WhatsApp is also tipped to get disappearing messages in the future, as well as the ability to block frequently forwarded messages in groups. Earlier today, it also received new group chat privacy settings.
I think it’s pretty clear: WhatsApp is by far the most secure option out of the two.
RCS does have some bright spots, though. Okay, it has two that I can think of. By nature, RCS features are added to existing SMS/MMS applications to provide advanced messaging features when an internet connection is available. If internet isn’t available, your app will still be able to fall back on the legacy SMS framework. In contrast, WhatsApp is entirely reliant on an internet connection. No internet? No WhatsApp.
RCS also has the promise of eventually being available on every Android handset in the future. So, in a perfect world, you won’t need to get your friends or family to sign up for a new service just so you can both use advanced messaging features.
RCS vs WhatsApp: Any similarities?
Why even make this RCS vs WhatsApp comparison at all if there are so many differences? There just so happens to be a handful of similarities between the two.
- Large file sharing: Both support large file sharing up to 100MB.
- Group chats: Both RCS and WhatsApp support group chatting.
- Read receipts and typing indicators: RCS and WhatsApp will both let the recipient know when messages have been read and when the other person is typing.
- Chat backups: Okay, this one is a little different since RCS as a protocol doesn’t natively support chat backups. Instead, you’ll need to rely on the standard Android system backup to save and later restore all your RCS messages. WhatsApp has support for local and Google Drive backups, which can be accessed once you log into your WhatsApp account on any device.
- Browser support: This isn’t necessarily RCS-related, but Google’s Messages app and WhatsApp both have web interfaces if you want to message from your browser.
RCS will be great as a default, but maybe not as a WhatsApp replacement
WhatsApp and RCS share similar features, but they don’t nearly provide the same messaging experiences. WhatsApp has been around for so long that it’s been able to roll out quite a few little features that make for a really nice messaging experience overall. Message forwarding, rich text support, message quoting, and more are all supported in WhatsApp, and you can find even more tips and tricks for the app right here.
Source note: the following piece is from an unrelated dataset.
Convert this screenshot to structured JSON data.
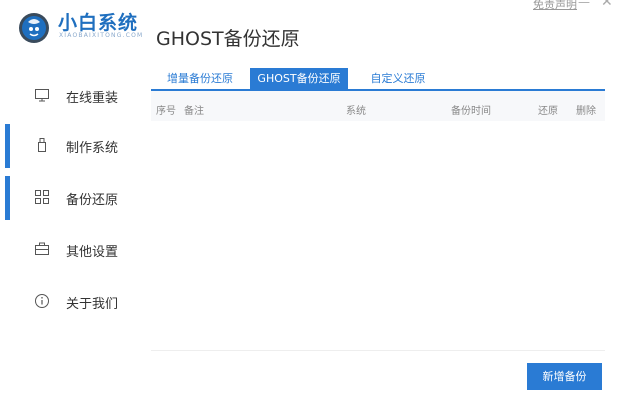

RCS as a messaging protocol is an obvious upgrade over traditional SMS/MMS chatting, but it’s held back by a few things. It’s a relatively new standard that’s taking a very long time to roll out. Also, while the core features of RCS will be supported across all compatible messaging apps, your mileage will vary depending on which app you’re using. For instance, Google’s Messages app offers different features to Samsung’s stock messaging app, despite both supporting the RCS standard.
And here’s the big one: RCS is only going to work with other Android phones, meaning RCS won’t work with your iPhone-owning friends unless Apple supports it down the line. That’s going to be a pretty big downside for people, especially considering Apple holds nearly 40% market share in the US.
If you’re already a diehard WhatsApp user, there are few reasons for you to switch back to an RCS-enabled messaging app. I probably won’t stay on the Google Messages/RCS train for long — I just feel much more secure using an end-to-end encrypted service, and these RCS compatibility issues are getting old fast.
The eventual goal with RCS is to make messaging better for everyone on Android. I absolutely think that will be the case as soon as carriers stop dragging their feet and roll it out to everyone. Until then, though, you’re better off sticking with the messaging app you’re already using.
Now I want to hear from you in the RCS vs WhatsApp debate. Do you use WhatsApp, RCS through an SMS app, or something else entirely?